= Beginning of Section =

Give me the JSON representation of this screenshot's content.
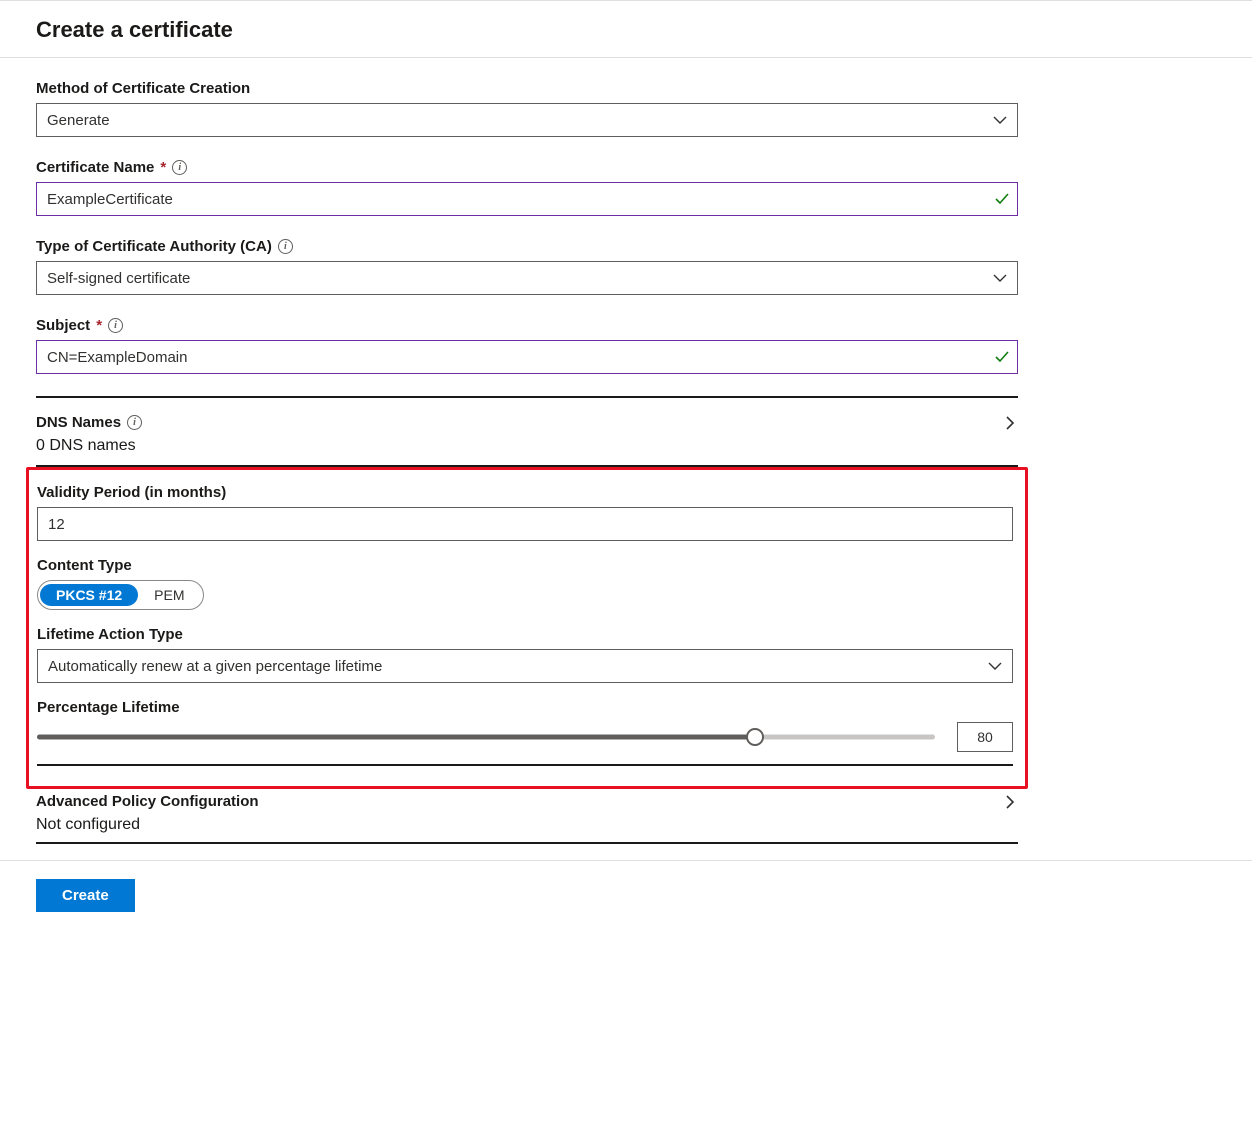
{
  "page": {
    "title": "Create a certificate"
  },
  "fields": {
    "method": {
      "label": "Method of Certificate Creation",
      "value": "Generate"
    },
    "certName": {
      "label": "Certificate Name",
      "value": "ExampleCertificate"
    },
    "caType": {
      "label": "Type of Certificate Authority (CA)",
      "value": "Self-signed certificate"
    },
    "subject": {
      "label": "Subject",
      "value": "CN=ExampleDomain"
    },
    "dnsNames": {
      "label": "DNS Names",
      "value": "0 DNS names"
    },
    "validity": {
      "label": "Validity Period (in months)",
      "value": "12"
    },
    "contentType": {
      "label": "Content Type",
      "options": [
        "PKCS #12",
        "PEM"
      ],
      "selected": "PKCS #12"
    },
    "lifetimeAction": {
      "label": "Lifetime Action Type",
      "value": "Automatically renew at a given percentage lifetime"
    },
    "percentLifetime": {
      "label": "Percentage Lifetime",
      "value": 80
    },
    "advancedPolicy": {
      "label": "Advanced Policy Configuration",
      "value": "Not configured"
    }
  },
  "footer": {
    "create": "Create"
  }
}
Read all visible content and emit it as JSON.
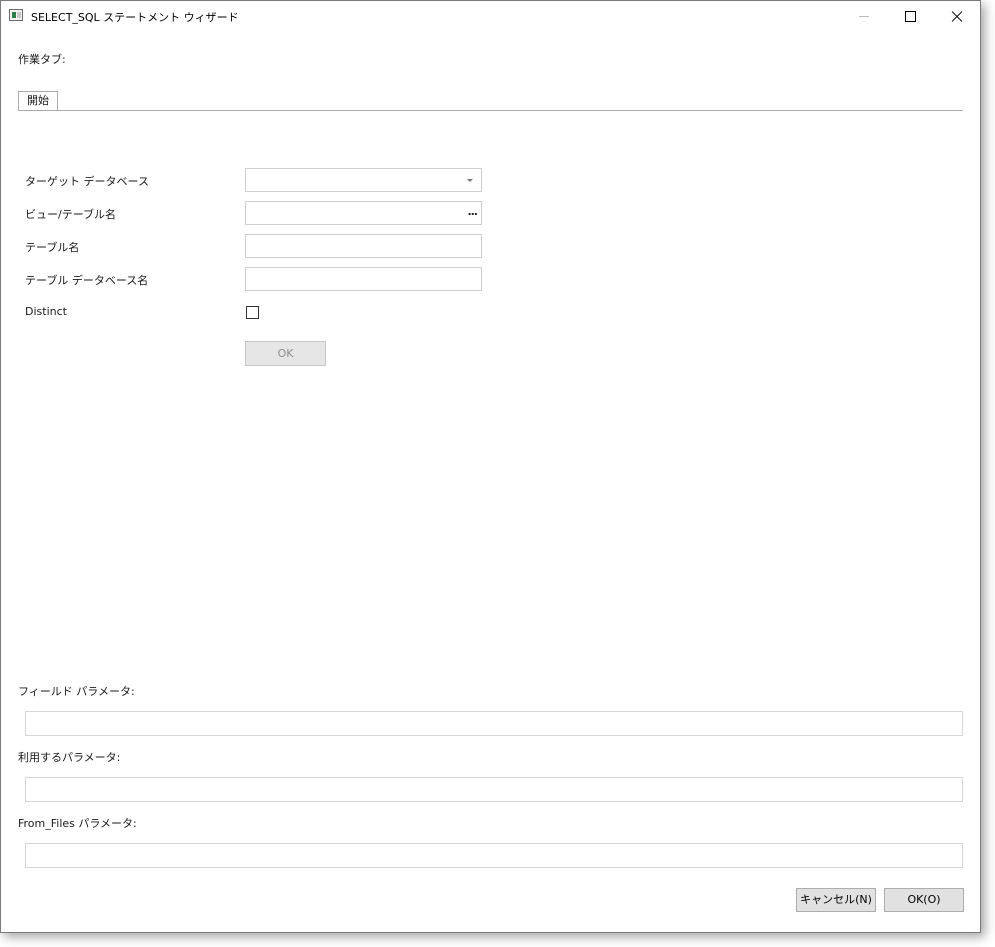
{
  "window": {
    "title": "SELECT_SQL ステートメント ウィザード"
  },
  "work_tab_label": "作業タブ:",
  "tabs": [
    {
      "label": "開始"
    }
  ],
  "form": {
    "target_db_label": "ターゲット データベース",
    "target_db_value": "",
    "view_table_label": "ビュー/テーブル名",
    "view_table_value": "",
    "browse_icon_glyph": "...",
    "table_name_label": "テーブル名",
    "table_name_value": "",
    "table_db_label": "テーブル データベース名",
    "table_db_value": "",
    "distinct_label": "Distinct",
    "distinct_checked": false,
    "ok_label": "OK"
  },
  "params": {
    "field_label": "フィールド パラメータ:",
    "field_value": "",
    "used_label": "利用するパラメータ:",
    "used_value": "",
    "from_files_label": "From_Files パラメータ:",
    "from_files_value": ""
  },
  "footer": {
    "cancel_label": "キャンセル(N)",
    "ok_label": "OK(O)"
  }
}
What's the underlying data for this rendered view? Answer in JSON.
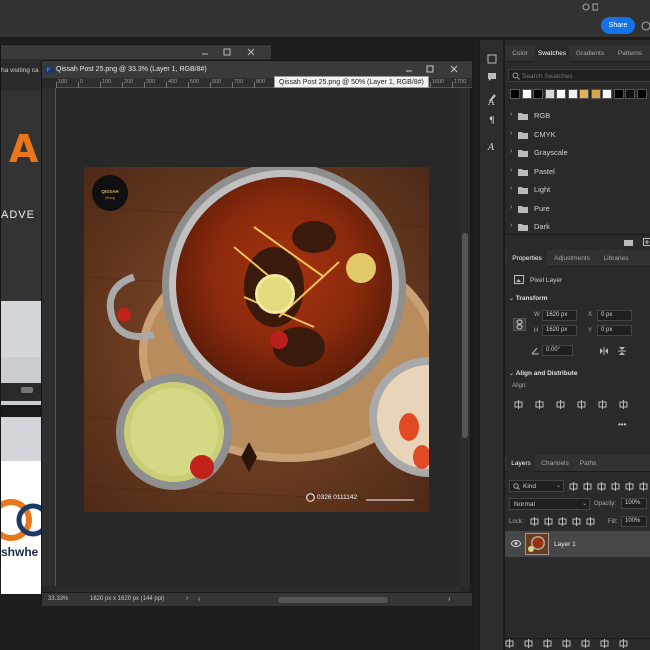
{
  "topbar": {
    "share_label": "Share"
  },
  "background_doc": {
    "tab_title": "ha visiting ca",
    "big_letter": "A",
    "text_fragment": "ADVE",
    "brand_fragment": "shwhe"
  },
  "document": {
    "tab_title": "Qissah Post 25.png @ 33.3% (Layer 1, RGB/8#)",
    "tooltip": "Qissah Post 25.png @ 50% (Layer 1, RGB/8#)",
    "ruler_ticks": [
      "100",
      "0",
      "100",
      "200",
      "300",
      "400",
      "500",
      "600",
      "700",
      "800",
      "900",
      "1000",
      "1100",
      "1200",
      "1300",
      "1400",
      "1500",
      "1600",
      "1700"
    ],
    "zoom": "33.33%",
    "doc_info": "1620 px x 1620 px (144 ppi)"
  },
  "canvas": {
    "logo_text": "QISSAH",
    "logo_tagline": "Dining",
    "phone": "0326 0111142"
  },
  "panels": {
    "swatch_tabs": [
      "Color",
      "Swatches",
      "Gradients",
      "Patterns"
    ],
    "swatch_tabs_active": 1,
    "search_placeholder": "Search Swatches",
    "swatch_colors": [
      "#000000",
      "#ffffff",
      "#000000",
      "#d9d9d9",
      "#ffffff",
      "#f2f2f2",
      "#e0b15a",
      "#d9a74a",
      "#ffffff",
      "#000000",
      "#111111",
      "#000000"
    ],
    "folders": [
      "RGB",
      "CMYK",
      "Grayscale",
      "Pastel",
      "Light",
      "Pure",
      "Dark"
    ],
    "props_tabs": [
      "Properties",
      "Adjustments",
      "Libraries"
    ],
    "layer_kind": "Pixel Layer",
    "transform": {
      "title": "Transform",
      "w_label": "W",
      "w": "1620 px",
      "h_label": "H",
      "h": "1620 px",
      "x_label": "X",
      "x": "0 px",
      "y_label": "Y",
      "y": "0 px",
      "angle": "0.00°"
    },
    "align": {
      "title": "Align and Distribute",
      "label": "Align:"
    },
    "layers_tabs": [
      "Layers",
      "Channels",
      "Paths"
    ],
    "layers": {
      "kind": "Kind",
      "blend_mode": "Normal",
      "opacity_label": "Opacity:",
      "opacity": "100%",
      "lock_label": "Lock:",
      "fill_label": "Fill:",
      "fill": "100%",
      "layer_name": "Layer 1"
    }
  }
}
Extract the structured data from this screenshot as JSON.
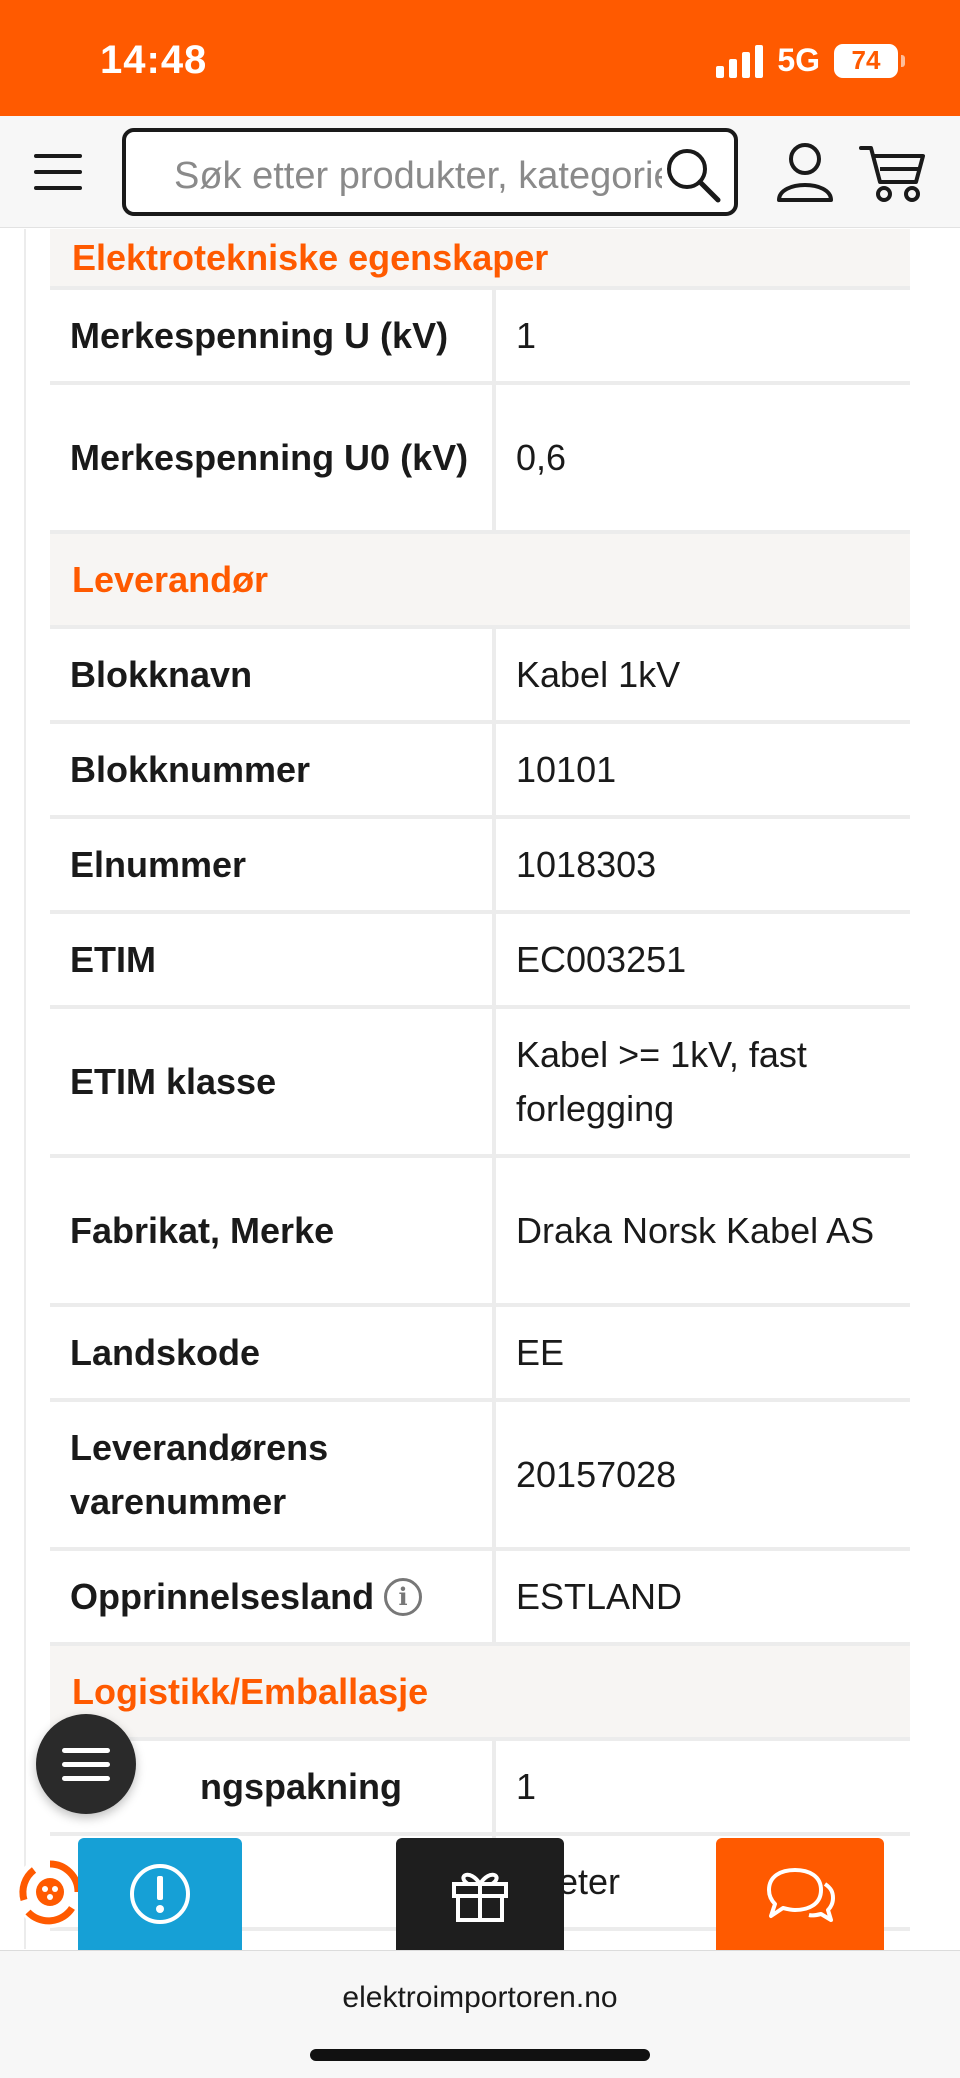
{
  "status_bar": {
    "time": "14:48",
    "network": "5G",
    "battery": "74"
  },
  "header": {
    "search_placeholder": "Søk etter produkter, kategorier"
  },
  "sections": [
    {
      "title": "Elektrotekniske egenskaper",
      "rows": [
        {
          "key": "Merkespenning U (kV)",
          "value": "1"
        },
        {
          "key": "Merkespenning U0 (kV)",
          "value": "0,6"
        }
      ]
    },
    {
      "title": "Leverandør",
      "rows": [
        {
          "key": "Blokknavn",
          "value": "Kabel 1kV"
        },
        {
          "key": "Blokknummer",
          "value": "10101"
        },
        {
          "key": "Elnummer",
          "value": "1018303"
        },
        {
          "key": "ETIM",
          "value": "EC003251"
        },
        {
          "key": "ETIM klasse",
          "value": "Kabel >= 1kV, fast forlegging"
        },
        {
          "key": "Fabrikat, Merke",
          "value": "Draka Norsk Kabel AS"
        },
        {
          "key": "Landskode",
          "value": "EE"
        },
        {
          "key": "Leverandørens varenummer",
          "value": "20157028"
        },
        {
          "key": "Opprinnelsesland",
          "value": "ESTLAND",
          "info_icon": "info-icon"
        }
      ]
    },
    {
      "title": "Logistikk/Emballasje",
      "rows": [
        {
          "key": "ngspakning",
          "value": "1"
        },
        {
          "key": "",
          "value": "eter"
        }
      ]
    }
  ],
  "browser": {
    "url": "elektroimportoren.no"
  },
  "colors": {
    "brand": "#ff5a00",
    "info_blue": "#16a0d6",
    "dark": "#1e1e1e"
  },
  "icons": [
    "hamburger-menu-icon",
    "search-icon",
    "user-icon",
    "cart-icon",
    "info-icon",
    "fab-menu-icon",
    "warning-icon",
    "gift-icon",
    "chat-icon",
    "widget-badge-icon"
  ]
}
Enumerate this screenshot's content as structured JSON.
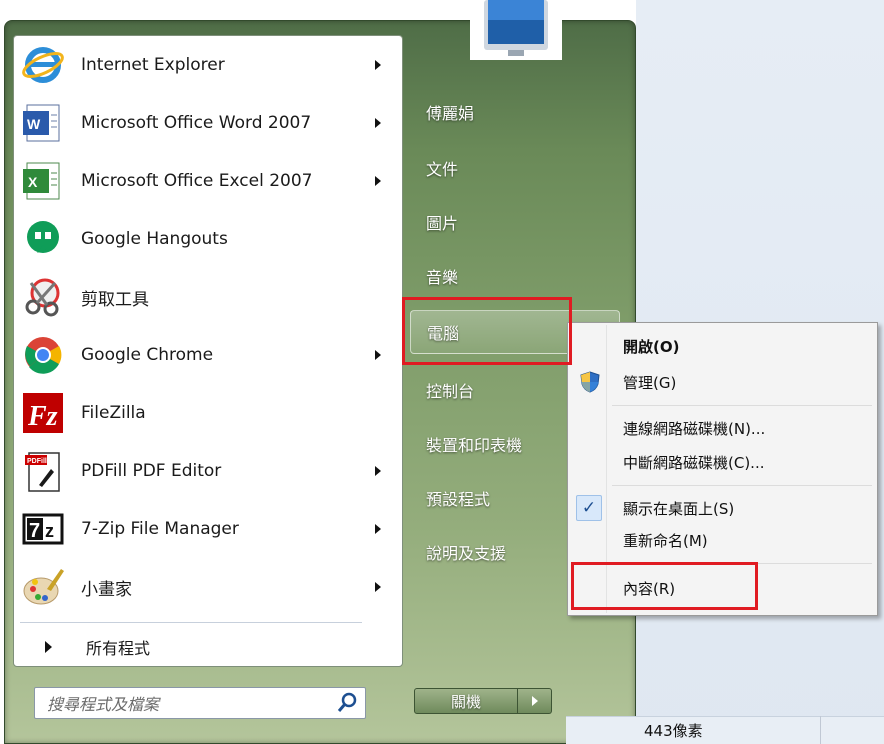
{
  "programs": [
    {
      "label": "Internet Explorer",
      "icon": "internet-explorer-icon",
      "has_submenu": true
    },
    {
      "label": "Microsoft Office Word 2007",
      "icon": "word-icon",
      "has_submenu": true
    },
    {
      "label": "Microsoft Office Excel 2007",
      "icon": "excel-icon",
      "has_submenu": true
    },
    {
      "label": "Google Hangouts",
      "icon": "hangouts-icon",
      "has_submenu": false
    },
    {
      "label": "剪取工具",
      "icon": "snipping-tool-icon",
      "has_submenu": false
    },
    {
      "label": "Google Chrome",
      "icon": "chrome-icon",
      "has_submenu": true
    },
    {
      "label": "FileZilla",
      "icon": "filezilla-icon",
      "has_submenu": false
    },
    {
      "label": "PDFill PDF Editor",
      "icon": "pdfill-icon",
      "has_submenu": true
    },
    {
      "label": "7-Zip File Manager",
      "icon": "7zip-icon",
      "has_submenu": true
    },
    {
      "label": "小畫家",
      "icon": "paint-icon",
      "has_submenu": true
    }
  ],
  "all_programs": "所有程式",
  "search": {
    "placeholder": "搜尋程式及檔案"
  },
  "right_links": [
    {
      "label": "傅麗娟"
    },
    {
      "label": "文件"
    },
    {
      "label": "圖片"
    },
    {
      "label": "音樂"
    },
    {
      "label": "電腦"
    },
    {
      "label": "控制台"
    },
    {
      "label": "裝置和印表機"
    },
    {
      "label": "預設程式"
    },
    {
      "label": "說明及支援"
    }
  ],
  "shutdown": {
    "label": "關機"
  },
  "context_menu": {
    "items": [
      {
        "label": "開啟(O)",
        "bold": true
      },
      {
        "label": "管理(G)",
        "icon": "uac-shield-icon"
      },
      {
        "label": "連線網路磁碟機(N)..."
      },
      {
        "label": "中斷網路磁碟機(C)..."
      },
      {
        "label": "顯示在桌面上(S)",
        "checked": true
      },
      {
        "label": "重新命名(M)"
      },
      {
        "label": "內容(R)"
      }
    ]
  },
  "status_bar": {
    "text": "443像素"
  },
  "colors": {
    "highlight": "#e01b22",
    "menu_green": "#6a8a58"
  }
}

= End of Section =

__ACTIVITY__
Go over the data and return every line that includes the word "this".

__TASK ANSWER__
Give me the JSON representation of this screenshot's content.
What's the underlying data for this rendered view? Answer in JSON.
Extract the structured data from this screenshot as JSON.
Enumerate this screenshot's content as structured JSON.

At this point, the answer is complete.